London’s V&A museum said on Thursday it had secured the archive of late music star David Bowie for the nation, acquiring more than 80,000 items spanning his career which will be made available to the public from 2025.
The museum, which hosted the critically acclaimed ‘David Bowie Is’ exhibition in 2013, will open the David Bowie Center for the Study of Performing Arts at its V&A East Storehouse in east London, where fans, students and scholars will be able to gain insight into the pioneering British singer-songwriter’s creative process.
The archive contains Bowie’s handwritten lyrics for songs like “Fame” and “Heroes”, sketches, letters, costumes – including his Ziggy Stardust pieces – stage props, instruments as well as intimate writings and unrealized projects, many of which have never before been seen in public. .

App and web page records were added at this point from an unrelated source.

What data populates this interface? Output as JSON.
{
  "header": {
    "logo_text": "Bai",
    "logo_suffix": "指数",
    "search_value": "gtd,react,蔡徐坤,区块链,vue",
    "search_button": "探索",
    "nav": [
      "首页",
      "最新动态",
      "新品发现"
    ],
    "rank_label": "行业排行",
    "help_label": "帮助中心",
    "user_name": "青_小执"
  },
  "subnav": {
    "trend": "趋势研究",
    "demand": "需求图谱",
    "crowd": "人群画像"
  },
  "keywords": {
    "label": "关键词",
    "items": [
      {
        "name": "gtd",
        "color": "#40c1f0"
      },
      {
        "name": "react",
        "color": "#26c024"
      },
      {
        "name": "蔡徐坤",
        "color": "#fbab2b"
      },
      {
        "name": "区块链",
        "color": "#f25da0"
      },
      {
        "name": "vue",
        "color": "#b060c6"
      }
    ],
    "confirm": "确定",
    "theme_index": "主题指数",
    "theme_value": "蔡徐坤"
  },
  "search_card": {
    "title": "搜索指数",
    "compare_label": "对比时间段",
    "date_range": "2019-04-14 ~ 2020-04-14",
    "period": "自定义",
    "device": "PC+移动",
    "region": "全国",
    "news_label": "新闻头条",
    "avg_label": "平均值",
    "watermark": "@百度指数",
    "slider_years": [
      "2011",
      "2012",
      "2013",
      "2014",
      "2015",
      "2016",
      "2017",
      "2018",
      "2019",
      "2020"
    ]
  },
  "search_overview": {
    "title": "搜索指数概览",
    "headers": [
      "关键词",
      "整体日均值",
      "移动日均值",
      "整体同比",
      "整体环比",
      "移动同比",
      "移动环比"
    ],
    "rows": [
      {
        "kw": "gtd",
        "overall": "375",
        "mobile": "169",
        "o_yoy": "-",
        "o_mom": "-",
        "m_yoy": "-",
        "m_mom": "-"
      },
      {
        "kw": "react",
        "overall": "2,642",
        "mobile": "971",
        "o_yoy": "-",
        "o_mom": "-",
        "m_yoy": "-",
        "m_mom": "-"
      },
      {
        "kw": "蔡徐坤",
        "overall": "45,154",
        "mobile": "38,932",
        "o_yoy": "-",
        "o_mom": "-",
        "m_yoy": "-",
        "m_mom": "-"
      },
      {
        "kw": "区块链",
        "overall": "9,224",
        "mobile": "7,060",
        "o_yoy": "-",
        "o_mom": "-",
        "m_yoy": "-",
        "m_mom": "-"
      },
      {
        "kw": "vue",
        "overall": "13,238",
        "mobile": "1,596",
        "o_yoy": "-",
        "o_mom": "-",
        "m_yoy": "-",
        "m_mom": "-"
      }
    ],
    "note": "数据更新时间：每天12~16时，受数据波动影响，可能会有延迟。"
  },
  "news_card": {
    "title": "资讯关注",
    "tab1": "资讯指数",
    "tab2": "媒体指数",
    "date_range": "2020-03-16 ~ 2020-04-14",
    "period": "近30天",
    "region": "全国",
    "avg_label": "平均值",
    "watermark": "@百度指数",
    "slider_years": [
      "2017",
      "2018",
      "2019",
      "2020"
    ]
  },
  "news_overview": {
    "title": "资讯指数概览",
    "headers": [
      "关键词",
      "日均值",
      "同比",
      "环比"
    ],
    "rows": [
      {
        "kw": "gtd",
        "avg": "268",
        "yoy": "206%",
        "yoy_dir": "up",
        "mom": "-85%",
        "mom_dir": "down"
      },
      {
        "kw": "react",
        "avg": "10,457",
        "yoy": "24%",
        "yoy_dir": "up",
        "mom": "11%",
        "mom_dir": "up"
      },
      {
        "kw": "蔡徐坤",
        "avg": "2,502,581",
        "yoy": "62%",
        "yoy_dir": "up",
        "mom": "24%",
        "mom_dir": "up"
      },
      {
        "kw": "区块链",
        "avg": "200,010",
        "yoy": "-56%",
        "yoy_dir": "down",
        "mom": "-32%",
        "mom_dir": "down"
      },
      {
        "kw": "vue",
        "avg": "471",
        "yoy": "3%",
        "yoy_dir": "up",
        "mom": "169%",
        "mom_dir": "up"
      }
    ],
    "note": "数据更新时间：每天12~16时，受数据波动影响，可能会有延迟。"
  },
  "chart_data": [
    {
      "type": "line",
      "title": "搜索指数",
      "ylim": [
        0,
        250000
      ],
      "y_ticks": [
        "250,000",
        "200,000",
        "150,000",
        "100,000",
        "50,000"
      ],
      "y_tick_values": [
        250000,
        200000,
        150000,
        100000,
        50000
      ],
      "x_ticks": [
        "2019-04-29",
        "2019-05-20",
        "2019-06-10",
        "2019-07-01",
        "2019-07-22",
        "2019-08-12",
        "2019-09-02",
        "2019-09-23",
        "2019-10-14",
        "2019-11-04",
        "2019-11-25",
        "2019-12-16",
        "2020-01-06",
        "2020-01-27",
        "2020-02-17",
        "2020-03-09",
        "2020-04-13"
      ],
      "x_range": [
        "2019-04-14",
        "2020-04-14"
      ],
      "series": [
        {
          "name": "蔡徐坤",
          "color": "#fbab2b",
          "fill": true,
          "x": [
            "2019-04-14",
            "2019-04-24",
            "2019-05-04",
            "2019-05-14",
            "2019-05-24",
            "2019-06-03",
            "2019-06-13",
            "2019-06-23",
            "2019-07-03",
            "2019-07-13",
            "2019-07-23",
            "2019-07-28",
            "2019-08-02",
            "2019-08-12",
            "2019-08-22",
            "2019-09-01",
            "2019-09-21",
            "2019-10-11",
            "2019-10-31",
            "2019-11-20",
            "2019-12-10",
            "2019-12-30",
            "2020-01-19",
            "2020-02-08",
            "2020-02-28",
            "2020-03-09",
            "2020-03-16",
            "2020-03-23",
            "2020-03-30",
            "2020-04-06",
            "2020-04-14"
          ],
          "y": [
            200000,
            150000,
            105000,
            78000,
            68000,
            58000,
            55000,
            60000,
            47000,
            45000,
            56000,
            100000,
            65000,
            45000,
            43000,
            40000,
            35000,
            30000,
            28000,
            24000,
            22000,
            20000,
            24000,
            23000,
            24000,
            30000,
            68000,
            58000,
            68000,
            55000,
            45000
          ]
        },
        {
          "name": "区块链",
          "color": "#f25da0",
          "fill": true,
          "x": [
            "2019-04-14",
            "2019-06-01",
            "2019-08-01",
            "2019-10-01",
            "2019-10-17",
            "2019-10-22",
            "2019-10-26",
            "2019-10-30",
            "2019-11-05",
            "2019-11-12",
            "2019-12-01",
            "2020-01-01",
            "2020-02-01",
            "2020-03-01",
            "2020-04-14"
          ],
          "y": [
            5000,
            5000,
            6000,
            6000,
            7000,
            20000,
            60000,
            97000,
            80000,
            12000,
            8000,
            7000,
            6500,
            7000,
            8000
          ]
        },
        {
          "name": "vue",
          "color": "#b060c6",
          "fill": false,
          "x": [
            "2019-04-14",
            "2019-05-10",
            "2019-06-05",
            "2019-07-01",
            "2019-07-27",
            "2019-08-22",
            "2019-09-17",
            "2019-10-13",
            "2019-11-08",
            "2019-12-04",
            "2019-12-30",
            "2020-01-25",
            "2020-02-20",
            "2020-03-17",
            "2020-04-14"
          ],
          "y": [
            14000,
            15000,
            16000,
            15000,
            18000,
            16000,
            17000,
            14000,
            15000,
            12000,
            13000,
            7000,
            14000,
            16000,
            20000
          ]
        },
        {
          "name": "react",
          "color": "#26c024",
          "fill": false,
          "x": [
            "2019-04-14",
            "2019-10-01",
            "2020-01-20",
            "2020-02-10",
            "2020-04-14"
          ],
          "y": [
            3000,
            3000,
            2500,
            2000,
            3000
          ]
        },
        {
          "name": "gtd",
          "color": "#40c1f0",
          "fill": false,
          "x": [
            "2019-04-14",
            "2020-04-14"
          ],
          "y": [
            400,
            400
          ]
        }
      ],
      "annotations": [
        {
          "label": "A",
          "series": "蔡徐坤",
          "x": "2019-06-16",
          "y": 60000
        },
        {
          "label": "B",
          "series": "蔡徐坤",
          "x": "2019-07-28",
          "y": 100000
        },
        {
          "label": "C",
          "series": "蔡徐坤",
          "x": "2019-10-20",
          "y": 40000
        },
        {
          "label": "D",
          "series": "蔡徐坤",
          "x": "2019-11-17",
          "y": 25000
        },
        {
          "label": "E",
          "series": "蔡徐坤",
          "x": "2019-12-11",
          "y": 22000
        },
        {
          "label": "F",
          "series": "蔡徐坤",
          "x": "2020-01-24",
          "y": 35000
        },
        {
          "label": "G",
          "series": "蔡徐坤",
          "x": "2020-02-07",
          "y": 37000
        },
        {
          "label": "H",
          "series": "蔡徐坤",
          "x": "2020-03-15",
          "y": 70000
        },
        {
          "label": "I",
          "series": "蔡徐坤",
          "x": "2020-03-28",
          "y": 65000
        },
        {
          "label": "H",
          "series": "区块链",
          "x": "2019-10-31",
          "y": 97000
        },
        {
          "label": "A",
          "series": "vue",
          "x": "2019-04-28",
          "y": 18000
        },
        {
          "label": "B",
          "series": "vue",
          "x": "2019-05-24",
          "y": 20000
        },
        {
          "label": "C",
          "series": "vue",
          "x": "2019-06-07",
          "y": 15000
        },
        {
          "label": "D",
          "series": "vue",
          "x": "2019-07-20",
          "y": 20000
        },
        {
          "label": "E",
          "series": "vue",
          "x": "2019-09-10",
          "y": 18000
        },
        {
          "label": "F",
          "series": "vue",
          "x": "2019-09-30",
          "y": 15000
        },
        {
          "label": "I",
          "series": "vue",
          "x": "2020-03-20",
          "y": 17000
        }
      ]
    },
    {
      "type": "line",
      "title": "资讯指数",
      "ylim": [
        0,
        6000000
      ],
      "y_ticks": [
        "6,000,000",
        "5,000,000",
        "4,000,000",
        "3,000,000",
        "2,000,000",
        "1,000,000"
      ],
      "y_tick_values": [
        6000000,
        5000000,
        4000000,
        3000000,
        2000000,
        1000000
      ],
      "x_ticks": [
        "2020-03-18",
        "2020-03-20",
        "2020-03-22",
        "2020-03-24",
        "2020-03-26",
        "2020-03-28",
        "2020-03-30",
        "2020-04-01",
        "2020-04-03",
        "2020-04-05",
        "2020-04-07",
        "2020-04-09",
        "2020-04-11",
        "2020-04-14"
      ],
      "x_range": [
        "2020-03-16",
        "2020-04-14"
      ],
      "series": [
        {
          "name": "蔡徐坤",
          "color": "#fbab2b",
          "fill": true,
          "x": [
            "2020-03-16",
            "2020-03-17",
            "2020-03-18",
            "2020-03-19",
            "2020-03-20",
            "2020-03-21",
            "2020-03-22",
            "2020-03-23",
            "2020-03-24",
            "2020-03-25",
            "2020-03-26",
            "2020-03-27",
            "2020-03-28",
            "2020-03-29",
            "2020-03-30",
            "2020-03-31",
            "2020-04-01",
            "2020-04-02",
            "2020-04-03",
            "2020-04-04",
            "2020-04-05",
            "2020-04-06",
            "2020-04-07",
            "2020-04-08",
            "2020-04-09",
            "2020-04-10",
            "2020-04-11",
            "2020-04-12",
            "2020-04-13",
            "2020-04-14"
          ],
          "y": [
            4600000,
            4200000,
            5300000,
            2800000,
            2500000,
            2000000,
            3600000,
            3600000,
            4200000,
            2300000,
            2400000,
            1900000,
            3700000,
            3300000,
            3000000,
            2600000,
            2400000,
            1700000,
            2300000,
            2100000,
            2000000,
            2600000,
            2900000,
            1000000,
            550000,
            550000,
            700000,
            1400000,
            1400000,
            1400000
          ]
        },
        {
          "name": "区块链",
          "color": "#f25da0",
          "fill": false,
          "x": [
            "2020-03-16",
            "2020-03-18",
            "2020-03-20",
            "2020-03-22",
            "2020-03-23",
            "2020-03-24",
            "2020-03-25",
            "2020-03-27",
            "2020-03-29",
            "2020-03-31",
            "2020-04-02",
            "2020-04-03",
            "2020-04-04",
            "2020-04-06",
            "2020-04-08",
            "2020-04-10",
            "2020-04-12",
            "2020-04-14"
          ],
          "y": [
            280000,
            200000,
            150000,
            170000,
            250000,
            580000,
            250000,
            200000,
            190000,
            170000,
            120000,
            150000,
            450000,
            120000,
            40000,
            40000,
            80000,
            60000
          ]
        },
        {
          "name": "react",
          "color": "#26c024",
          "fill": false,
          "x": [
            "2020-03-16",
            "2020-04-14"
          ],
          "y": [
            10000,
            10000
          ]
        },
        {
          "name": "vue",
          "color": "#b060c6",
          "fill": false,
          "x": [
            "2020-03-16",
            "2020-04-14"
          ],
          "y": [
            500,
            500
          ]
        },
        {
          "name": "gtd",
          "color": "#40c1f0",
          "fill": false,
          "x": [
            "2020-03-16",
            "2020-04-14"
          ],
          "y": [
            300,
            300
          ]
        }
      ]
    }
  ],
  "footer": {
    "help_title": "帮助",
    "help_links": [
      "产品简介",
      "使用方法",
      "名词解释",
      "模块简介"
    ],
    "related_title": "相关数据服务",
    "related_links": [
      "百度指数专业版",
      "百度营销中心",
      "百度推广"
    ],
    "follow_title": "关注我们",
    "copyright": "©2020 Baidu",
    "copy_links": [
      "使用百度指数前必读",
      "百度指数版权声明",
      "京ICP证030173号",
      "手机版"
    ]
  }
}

There are also over 70,000 photos, prints, slides, negatives, large format transparencies and contact sheets taken by famous photographers like Terry O’Neill and Helmut Newton.
“The archive is fascinating, it follows David Bowie’s career and his life was art,” Kate Bailey, curator and senior producer, theater and performance at the V&A, told Reuters.
“He gets insight into the creative process behind so many of his music videos, his songs, his stage shows, his theater performances.”
Bowie, a visionary rock star who straddled the worlds of music, fashion, theater and art for five decades, died of cancer in 2016, aged 69.
“With David Bowie’s work now part of the UK’s national collections, he takes his rightful place among many other cultural icons and artistic geniuses,” a spokesperson for the David Bowie Estate said in the statement. press release from V&A regarding the acquisition.
The museum said it has secured the archives and could create the new center thanks to the David Bowie estate and a 10 million pound ($12 million) donation from the Blavatnik Family Foundation and Warner Music Group.
“What’s extraordinary about this legacy is that we believe it will help inspire the next generation of pioneers and creative practitioners,” Bailey said.
“We can reflect and see how Bowie changed the world and then have other people pick it up and run with it, that’s great too.”